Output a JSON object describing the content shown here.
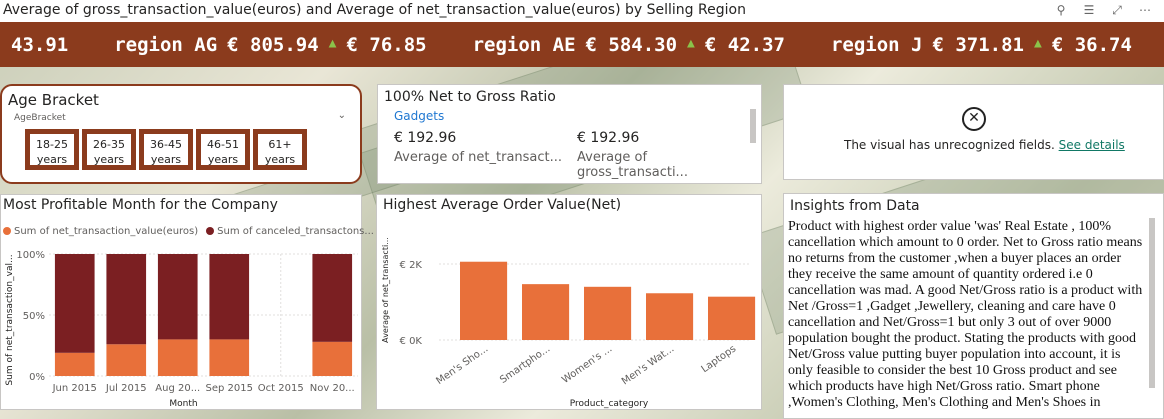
{
  "header": {
    "title": "Average of gross_transaction_value(euros) and Average of net_transaction_value(euros) by Selling Region"
  },
  "ticker": {
    "lead": "43.91",
    "items": [
      {
        "region": "region AG",
        "gross": "€ 805.94",
        "net": "€ 76.85"
      },
      {
        "region": "region AE",
        "gross": "€ 584.30",
        "net": "€ 42.37"
      },
      {
        "region": "region J",
        "gross": "€ 371.81",
        "net": "€ 36.74"
      }
    ],
    "up_color": "#8bc34a"
  },
  "age_slicer": {
    "title": "Age Bracket",
    "field_label": "AgeBracket",
    "options": [
      "18-25 years",
      "26-35 years",
      "36-45 years",
      "46-51 years",
      "61+ years"
    ]
  },
  "ratio_card": {
    "title": "100% Net to Gross Ratio",
    "tab": "Gadgets",
    "net_value": "€ 192.96",
    "net_label": "Average of net_transact...",
    "gross_value": "€ 192.96",
    "gross_label": "Average of gross_transacti..."
  },
  "error_visual": {
    "message": "The visual has unrecognized fields.",
    "link": "See details"
  },
  "month_chart": {
    "title": "Most Profitable Month for the Company",
    "legend": [
      "Sum of net_transaction_value(euros)",
      "Sum of canceled_transactons..."
    ],
    "colors": [
      "#e8703a",
      "#7b1f22"
    ]
  },
  "aov_chart": {
    "title": "Highest Average Order Value(Net)",
    "color": "#e8703a"
  },
  "insights": {
    "title": "Insights from Data",
    "text": "Product with highest order value 'was' Real Estate , 100% cancellation which amount to 0 order. Net to Gross ratio means no returns from the customer ,when a buyer places an order they receive the same amount of quantity ordered i.e 0 cancellation was mad. A good Net/Gross ratio is a product with Net /Gross=1 ,Gadget ,Jewellery, cleaning and care have 0 cancellation and Net/Gross=1 but only 3 out of over 9000 population bought the product. Stating the products with good Net/Gross value putting buyer population into account, it is only feasible to consider the best 10 Gross product and see which products have high Net/Gross ratio. Smart phone ,Women's Clothing, Men's Clothing and Men's Shoes in"
  },
  "chart_data": [
    {
      "type": "bar",
      "stacked": "100%",
      "title": "Most Profitable Month for the Company",
      "xlabel": "Month",
      "ylabel": "Sum of net_transaction_val...",
      "categories": [
        "Jun 2015",
        "Jul 2015",
        "Aug 20...",
        "Sep 2015",
        "Oct 2015",
        "Nov 20..."
      ],
      "series": [
        {
          "name": "Sum of net_transaction_value(euros)",
          "values": [
            19,
            26,
            30,
            30,
            0,
            28
          ]
        },
        {
          "name": "Sum of canceled_transactons...",
          "values": [
            81,
            74,
            70,
            70,
            0,
            72
          ]
        }
      ],
      "yticks": [
        "0%",
        "50%",
        "100%"
      ],
      "ylim": [
        0,
        100
      ]
    },
    {
      "type": "bar",
      "title": "Highest Average Order Value(Net)",
      "xlabel": "Product_category",
      "ylabel": "Average of net_transacti...",
      "categories": [
        "Men's Sho...",
        "Smartpho...",
        "Women's ...",
        "Men's Wat...",
        "Laptops"
      ],
      "values": [
        2060,
        1470,
        1400,
        1230,
        1140
      ],
      "yticks": [
        "€ 0K",
        "€ 2K"
      ],
      "ylim": [
        0,
        2200
      ]
    }
  ]
}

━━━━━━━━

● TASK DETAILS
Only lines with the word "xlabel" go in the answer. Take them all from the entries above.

● YOUR RESPONSE
      "xlabel": "Month",
      "xlabel": "Product_category",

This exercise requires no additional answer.